* _Exercise objective_: Lines below containing the word "Associates" should be copied out.

* _Input material_:

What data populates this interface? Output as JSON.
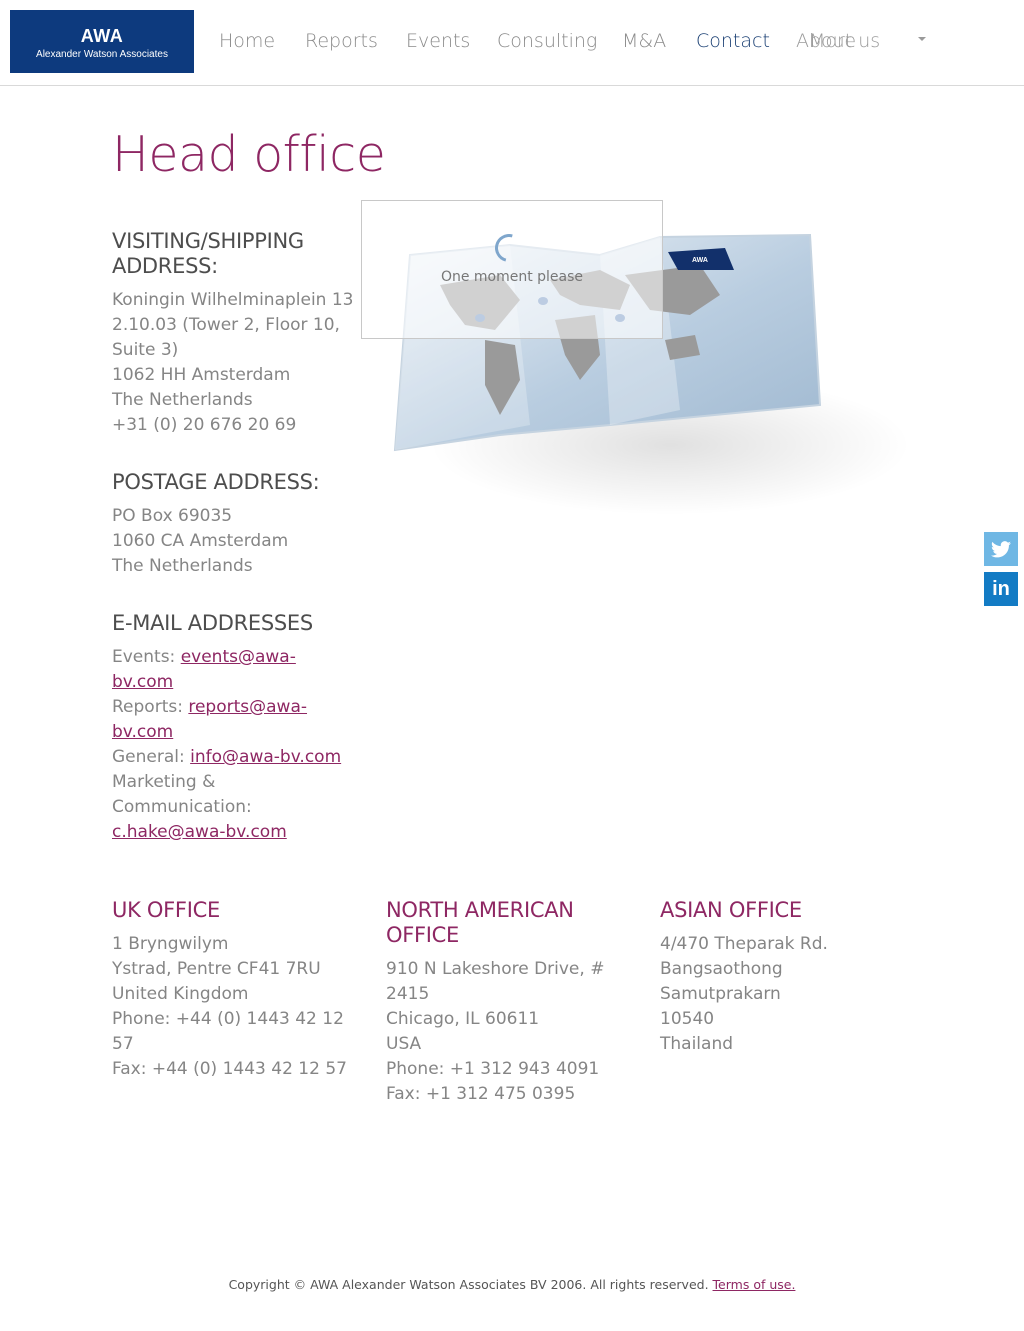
{
  "header": {
    "logo": {
      "main": "AWA",
      "sub": "Alexander Watson Associates"
    },
    "nav": [
      "Home",
      "Reports",
      "Events",
      "Consulting",
      "M&A",
      "Contact",
      "About us",
      "More"
    ]
  },
  "page_title": "Head office",
  "visiting": {
    "heading": "VISITING/SHIPPING ADDRESS:",
    "lines": [
      "Koningin Wilhelminaplein 13",
      "2.10.03 (Tower 2, Floor 10,",
      "Suite 3)",
      "1062 HH Amsterdam",
      "The Netherlands",
      "+31 (0) 20 676 20 69"
    ]
  },
  "postage": {
    "heading": "POSTAGE ADDRESS:",
    "lines": [
      "PO Box 69035",
      "1060 CA Amsterdam",
      "The Netherlands"
    ]
  },
  "email": {
    "heading": "E-MAIL ADDRESSES",
    "events_label": "Events:",
    "events_email": "events@awa-bv.com",
    "reports_label": "Reports:",
    "reports_email": "reports@awa-bv.com",
    "general_label": "General:",
    "general_email": "info@awa-bv.com",
    "marketing_label": "Marketing & Communication:",
    "marketing_email": "c.hake@awa-bv.com"
  },
  "map": {
    "badge": "AWA",
    "loading_text": "One moment please"
  },
  "offices": [
    {
      "heading": "UK OFFICE",
      "lines": [
        "1 Bryngwilym",
        "Ystrad, Pentre CF41 7RU",
        "United Kingdom",
        "Phone: +44 (0) 1443 42 12",
        "57",
        "Fax: +44 (0) 1443 42 12 57"
      ]
    },
    {
      "heading": "NORTH AMERICAN OFFICE",
      "lines": [
        "910 N Lakeshore Drive, #",
        "2415",
        "Chicago, IL 60611",
        "USA",
        "Phone: +1 312 943 4091",
        "Fax: +1 312 475 0395"
      ]
    },
    {
      "heading": "ASIAN OFFICE",
      "lines": [
        "4/470 Theparak Rd.",
        "Bangsaothong",
        "Samutprakarn",
        "10540",
        "Thailand"
      ]
    }
  ],
  "social": {
    "twitter": "twitter-icon",
    "linkedin": "in"
  },
  "footer": {
    "copyright": "Copyright © AWA Alexander Watson Associates BV 2006. All rights reserved.",
    "terms": "Terms of use."
  },
  "colors": {
    "brand_navy": "#0d3a7e",
    "accent": "#8e2763",
    "twitter": "#6fb7e4",
    "linkedin": "#137bc4"
  }
}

* _Solution to the problem_:
      "sub": "Alexander Watson Associates"
    "copyright": "Copyright © AWA Alexander Watson Associates BV 2006. All rights reserved.",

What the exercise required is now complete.